Meta has been spending billions per year developing the Metaverse, but Horizon Worlds, its flagship metaverse application, is proving unpopular. While the company is desperate to get its staff behind the system, it actually looks like a cheesy kid's cartoon built on a Roblox/Minecraft mashup. It's reported to be "buggy", and to have around 300,000 signups, most of whom only visited once.
Meta has a VP of Metaverse, Vishal Shah, and he's sounding, frankly, a bit desperate. In a memo quoted by The Verge, he admits Horizon Worlds isn't really working: “Feedback from our creators, users, playtesters, and many of us on the team is that the aggregate weight of papercuts, stability issues, and bugs is making it too hard for our community to experience the magic of Horizon. Simply put, for an experience to become delightful and retentive, it must first be usable and well crafted.”
But he follows this up by urging the whole company to ignore the bad taste, and drink the Kool-Aid: “Everyone in this organization should make it their mission to fall in love with Horizon Worlds. You can’t do that without using it."
It's not just Meta
Similar things seem to apply to the other current hype magnets: Edge, Internet of Things, and AI. All three are somewhat more grounded in actual useful functions, but all have been massively oversold, with pitches that somewhat self-contradictory, extrapolated pitches.
Edge, for instance, is based around a premise that cloud services have been great, but need to be offered closer to users for better latency. It then ignores the fact that the economics of small resources means that Edge services simply can't be delivered for the same cost as centralized ones, so actual Edge implementations have a huge implementation and economics hurdle to jump.
The Internet of Things, similarly, is based on the genuine benefit of networked sensors, which currently use little bits of bandwidth to do useful tasks like monitoring the vital signs of remote equipment. It then extrapolates that to the point where everything in the world is feeding multiple 4K video streams into the Net, without considering the feasibility, utility or economics of that vision.
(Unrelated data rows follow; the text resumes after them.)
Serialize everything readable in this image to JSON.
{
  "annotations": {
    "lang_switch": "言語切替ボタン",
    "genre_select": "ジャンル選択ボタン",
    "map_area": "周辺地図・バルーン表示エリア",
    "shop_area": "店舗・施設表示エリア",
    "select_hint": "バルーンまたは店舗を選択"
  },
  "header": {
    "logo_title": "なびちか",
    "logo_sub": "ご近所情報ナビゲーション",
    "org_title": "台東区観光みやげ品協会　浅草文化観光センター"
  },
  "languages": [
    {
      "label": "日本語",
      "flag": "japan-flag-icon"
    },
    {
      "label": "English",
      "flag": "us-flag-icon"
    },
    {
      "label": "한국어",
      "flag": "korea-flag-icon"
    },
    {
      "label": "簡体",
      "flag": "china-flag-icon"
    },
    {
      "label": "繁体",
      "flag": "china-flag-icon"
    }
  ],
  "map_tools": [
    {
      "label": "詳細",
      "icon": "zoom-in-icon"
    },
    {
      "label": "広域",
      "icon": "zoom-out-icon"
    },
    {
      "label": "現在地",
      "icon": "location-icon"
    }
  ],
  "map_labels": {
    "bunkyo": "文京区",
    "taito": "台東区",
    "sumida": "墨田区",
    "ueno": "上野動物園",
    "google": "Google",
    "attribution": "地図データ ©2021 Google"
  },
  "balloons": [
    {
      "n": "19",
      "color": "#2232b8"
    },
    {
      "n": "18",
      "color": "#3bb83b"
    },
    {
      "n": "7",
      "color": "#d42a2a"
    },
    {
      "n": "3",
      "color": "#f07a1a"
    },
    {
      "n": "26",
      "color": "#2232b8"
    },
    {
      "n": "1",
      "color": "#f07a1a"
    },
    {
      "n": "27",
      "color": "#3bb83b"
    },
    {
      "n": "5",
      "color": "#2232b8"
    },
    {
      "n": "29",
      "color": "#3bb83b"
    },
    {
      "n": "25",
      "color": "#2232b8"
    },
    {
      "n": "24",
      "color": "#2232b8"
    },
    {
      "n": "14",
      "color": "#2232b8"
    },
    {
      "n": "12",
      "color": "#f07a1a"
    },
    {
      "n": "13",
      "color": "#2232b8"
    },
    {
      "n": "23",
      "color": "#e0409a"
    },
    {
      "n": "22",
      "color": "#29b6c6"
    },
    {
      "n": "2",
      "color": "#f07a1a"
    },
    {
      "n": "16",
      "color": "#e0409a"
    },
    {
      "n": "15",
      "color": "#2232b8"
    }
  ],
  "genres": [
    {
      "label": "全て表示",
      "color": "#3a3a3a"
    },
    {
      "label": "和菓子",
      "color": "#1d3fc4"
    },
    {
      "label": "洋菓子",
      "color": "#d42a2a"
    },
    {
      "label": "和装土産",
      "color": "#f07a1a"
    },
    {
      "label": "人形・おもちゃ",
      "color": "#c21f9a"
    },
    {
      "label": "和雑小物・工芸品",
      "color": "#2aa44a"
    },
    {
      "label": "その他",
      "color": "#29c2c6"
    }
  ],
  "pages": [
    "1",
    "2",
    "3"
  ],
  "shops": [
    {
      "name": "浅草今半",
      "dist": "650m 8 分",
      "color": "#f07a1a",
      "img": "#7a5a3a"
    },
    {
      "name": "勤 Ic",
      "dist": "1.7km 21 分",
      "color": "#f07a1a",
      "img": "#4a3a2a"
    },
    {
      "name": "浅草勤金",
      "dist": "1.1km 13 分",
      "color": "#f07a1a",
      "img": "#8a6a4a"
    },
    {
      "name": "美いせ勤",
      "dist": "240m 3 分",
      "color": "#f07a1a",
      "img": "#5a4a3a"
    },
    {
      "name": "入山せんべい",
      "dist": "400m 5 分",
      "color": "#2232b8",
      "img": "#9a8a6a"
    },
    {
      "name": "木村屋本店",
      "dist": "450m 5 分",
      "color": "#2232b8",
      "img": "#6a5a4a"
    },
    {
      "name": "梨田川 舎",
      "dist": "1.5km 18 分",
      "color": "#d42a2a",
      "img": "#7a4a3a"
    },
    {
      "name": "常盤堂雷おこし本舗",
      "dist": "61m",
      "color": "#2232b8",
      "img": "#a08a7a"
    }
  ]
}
The AI hype is based on the idea that because some data sometimes reveals useful patterns, all data will do the same. So we need enough AI horsepower to examine all data.
And let's not go into cryptocurrency. Some still see this as the future of finance, ignoring the inconvenient fact that as an industry, it is (maybe) consuming as much energy as all the other data centers - and yet it is still not even close to creating a reliable financial system.
Time for (non-virtual) reality
A bit of reality has got to be good for us. In context, Meta's cuts are an adjustment to reality, not a crash. One can hope that further reality in the system might encourage the platforms to face up to other facts - such as the pretty obvious truth that its platforms don't assist human flourishing, when their safeguards are incompetent, or absent.
Other organizations, including Salesforce, Oracle, Intel, and Microsoft have made people redundant in recent weeks. All of these will be partly due to similar factors - but all are a manageable proportion of the organizations involved.
Not so Twitter, which started from a smaller size (7.500 staff) but still cut half its people, while remaining in denial about the problems of the digital world. Elon Musk wants his Twitter staff to deliver even more advanced stuff, despite losing the best tech brains, and push further into unreality (it's reported that curating is all but vanishing from the platform).
If we're now ready to wake up from dreams of digitization and the metaverse, we've got plenty of real world work to do.